11/9/20 - COVID-19 Surge | Expanding Access to the Ballot | Ending a Jim Crow Election Provision
As the nation's COVID-19 cases soar, we hear from the state's medical officer about how Mississippians can continue in the fight against widespread transmission.
Then, for some lawmakers, the coronavirus pandemic id highlighting the need for expanded access to the ballot. We examine what steps the Magnolia State could take.
Plus, a Jim Crow era provision was eliminated during last week's election. How the passing of HCR 47 represents a step out of the shadows of the 19th century.
Mississippi continues to see elevated transmission rates of the coronavirus. This week, executive orders for mask mandates in certain counties will expire, and health officials are concerned about growing trends. The seven-day rolling average of COVID-19 cases have been steadily rising for a month. But State Health Officer Thomas Dobbs says that's not the only metric causing concern.

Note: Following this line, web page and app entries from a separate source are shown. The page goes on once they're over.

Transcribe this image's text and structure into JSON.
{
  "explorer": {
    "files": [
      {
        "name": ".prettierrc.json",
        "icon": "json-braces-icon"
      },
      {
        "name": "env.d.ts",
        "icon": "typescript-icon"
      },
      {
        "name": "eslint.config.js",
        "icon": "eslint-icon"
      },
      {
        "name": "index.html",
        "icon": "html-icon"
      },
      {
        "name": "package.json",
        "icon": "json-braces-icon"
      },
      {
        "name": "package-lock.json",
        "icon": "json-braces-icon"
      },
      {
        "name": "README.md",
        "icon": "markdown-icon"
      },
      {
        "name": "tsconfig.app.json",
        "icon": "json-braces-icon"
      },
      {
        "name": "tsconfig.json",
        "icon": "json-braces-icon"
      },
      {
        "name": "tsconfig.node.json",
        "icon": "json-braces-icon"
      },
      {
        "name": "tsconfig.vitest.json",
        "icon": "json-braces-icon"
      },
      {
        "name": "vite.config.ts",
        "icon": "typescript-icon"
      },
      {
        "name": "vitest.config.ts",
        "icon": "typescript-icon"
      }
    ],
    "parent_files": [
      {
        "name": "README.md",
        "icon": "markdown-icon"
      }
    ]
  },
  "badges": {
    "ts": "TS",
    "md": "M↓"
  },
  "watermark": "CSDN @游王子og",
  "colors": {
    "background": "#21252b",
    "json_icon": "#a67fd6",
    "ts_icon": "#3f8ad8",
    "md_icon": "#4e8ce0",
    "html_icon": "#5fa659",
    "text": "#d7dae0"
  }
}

More than one million Mississippians participated in the 2020 General Election - over 240,000 by absentee ballot. The record turnout is sparking a renewed interest in expanding voting options in Mississippi after many voters were compelled to stand in long lines to cast their ballots. The call is coming from both voter advocacy groups and current lawmakers. Former legislator Jarvis Dortch, and Republican Representative Kent McCarty speak with our Desare Frazier.
Prior to Tuesday's election, Mississippi was the only state two-tier provision for electing statewide officers - a majority of the popular vote and a majority of the state's 122 House Districts. If a candidate failed to meet both thresholds, the House would elect the winner. It was a system constructed in the post-Reconstruction, Jim Crow-era, designed to prevent Blacks from winning statewide office.
But last week, Mississippians overwhelmingly elected to abolish the provision, creating a clear cut process for electing candidates for state wide office. Leslie-Burl McLemore, Professor Emeritus of Political Science at Jackson State University reflects on this historic strategy to disenfranchise Blacks, and the state's decision to move away from it.